• I laughed out loud so many times during this episode, but never quite as hard as when Holt read his prepared poem about marriage. “It’s a haiku. And a fact. Works on two levels.”
• Pretty impressive that the show managed to splurge on the rights to “Got to Give It Up” for the sole excuse of trying to get Charles to attempt a switch to “Kokomo.”
• I really like how they used identical framing to show Peralta’s reactions to Jenny Guildenhorn dancing to Air Supply with another man at age 13 and in the present. “Fung!”
• Gina kept a smoke machine in her apartment growing up because she likes to “enter the kitchen in the morning with vivacity.” Only Chelsea Peretti could make me laugh just with her pronunciation of the word vivacity.
• Amy: “I told him not to be cute about it.” Jake: “I’m cute about EVERYTHING.”
• In yet another Fox shout-out, Peralta still has the Jason Priestley cologne he wore in middle school. “It’s just called Brandon, and it’s overpowering.”
• Amy still has her cummerbund from high-school jazz band. “I played French horn … I still do.” Jake: “WHAAAAAAAAAAT.”
• Charles’s dad on his fourth and fifth marriages: “Back-to-back catfish situations.

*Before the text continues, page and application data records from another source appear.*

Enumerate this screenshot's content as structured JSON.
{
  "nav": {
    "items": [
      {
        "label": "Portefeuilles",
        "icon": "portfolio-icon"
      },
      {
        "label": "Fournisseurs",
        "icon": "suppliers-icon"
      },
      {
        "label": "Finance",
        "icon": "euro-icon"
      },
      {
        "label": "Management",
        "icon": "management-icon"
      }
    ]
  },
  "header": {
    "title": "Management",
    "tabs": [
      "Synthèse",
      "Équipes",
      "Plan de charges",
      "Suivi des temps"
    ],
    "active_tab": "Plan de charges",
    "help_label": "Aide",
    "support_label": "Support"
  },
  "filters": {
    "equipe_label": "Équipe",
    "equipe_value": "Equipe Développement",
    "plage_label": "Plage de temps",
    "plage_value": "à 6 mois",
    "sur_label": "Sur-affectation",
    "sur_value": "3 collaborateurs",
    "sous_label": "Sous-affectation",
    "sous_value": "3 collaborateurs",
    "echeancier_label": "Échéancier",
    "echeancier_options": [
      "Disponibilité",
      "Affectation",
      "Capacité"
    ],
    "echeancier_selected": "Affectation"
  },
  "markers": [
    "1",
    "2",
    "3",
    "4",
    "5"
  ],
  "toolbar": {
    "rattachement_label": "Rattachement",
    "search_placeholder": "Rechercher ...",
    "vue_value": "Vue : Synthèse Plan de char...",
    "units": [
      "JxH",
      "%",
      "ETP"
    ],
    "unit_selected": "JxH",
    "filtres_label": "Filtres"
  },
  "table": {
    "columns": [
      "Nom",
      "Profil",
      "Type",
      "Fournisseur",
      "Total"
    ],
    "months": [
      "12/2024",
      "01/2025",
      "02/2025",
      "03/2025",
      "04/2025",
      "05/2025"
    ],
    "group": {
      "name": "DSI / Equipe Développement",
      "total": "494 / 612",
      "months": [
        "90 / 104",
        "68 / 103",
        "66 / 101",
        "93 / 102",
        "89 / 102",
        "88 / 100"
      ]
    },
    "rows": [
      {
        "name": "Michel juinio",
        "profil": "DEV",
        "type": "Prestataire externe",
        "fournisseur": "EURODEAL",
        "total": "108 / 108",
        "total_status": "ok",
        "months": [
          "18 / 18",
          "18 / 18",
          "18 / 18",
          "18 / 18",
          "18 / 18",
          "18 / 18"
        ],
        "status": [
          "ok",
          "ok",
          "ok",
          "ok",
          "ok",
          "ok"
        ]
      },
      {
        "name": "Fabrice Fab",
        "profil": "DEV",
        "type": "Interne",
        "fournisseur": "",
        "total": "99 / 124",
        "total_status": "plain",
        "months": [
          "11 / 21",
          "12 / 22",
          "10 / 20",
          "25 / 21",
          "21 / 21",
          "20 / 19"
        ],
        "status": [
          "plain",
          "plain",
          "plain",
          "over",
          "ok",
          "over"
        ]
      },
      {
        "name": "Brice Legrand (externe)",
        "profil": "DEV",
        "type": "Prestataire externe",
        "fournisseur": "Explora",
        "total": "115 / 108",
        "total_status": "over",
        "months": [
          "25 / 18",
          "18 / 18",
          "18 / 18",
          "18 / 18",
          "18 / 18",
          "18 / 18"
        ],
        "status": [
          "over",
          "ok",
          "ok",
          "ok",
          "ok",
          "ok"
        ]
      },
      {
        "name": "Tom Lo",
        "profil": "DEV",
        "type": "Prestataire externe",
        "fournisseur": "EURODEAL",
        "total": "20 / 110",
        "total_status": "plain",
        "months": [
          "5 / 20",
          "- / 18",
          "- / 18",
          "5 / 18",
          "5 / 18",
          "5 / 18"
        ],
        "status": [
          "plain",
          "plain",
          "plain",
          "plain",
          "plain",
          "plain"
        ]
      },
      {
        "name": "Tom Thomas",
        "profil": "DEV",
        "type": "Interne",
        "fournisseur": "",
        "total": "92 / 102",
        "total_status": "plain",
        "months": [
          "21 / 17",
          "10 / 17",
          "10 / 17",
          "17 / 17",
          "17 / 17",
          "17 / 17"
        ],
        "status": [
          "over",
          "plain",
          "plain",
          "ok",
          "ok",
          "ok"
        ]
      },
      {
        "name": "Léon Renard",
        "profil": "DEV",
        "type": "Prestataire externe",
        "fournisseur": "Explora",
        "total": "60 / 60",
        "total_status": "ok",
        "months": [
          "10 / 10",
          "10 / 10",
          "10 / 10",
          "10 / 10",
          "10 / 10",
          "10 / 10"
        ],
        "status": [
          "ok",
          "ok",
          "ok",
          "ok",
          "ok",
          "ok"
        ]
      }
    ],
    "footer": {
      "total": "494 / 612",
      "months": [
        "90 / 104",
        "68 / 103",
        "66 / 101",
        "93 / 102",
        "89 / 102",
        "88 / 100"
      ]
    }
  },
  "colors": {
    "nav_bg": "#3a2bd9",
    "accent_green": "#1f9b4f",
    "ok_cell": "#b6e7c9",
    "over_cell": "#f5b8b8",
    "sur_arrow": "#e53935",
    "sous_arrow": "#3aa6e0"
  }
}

Same kid both times, actually.” Throw in that butt-bumping secret handshake, and Gina may have been right to call the Boyles “the worst family in history.”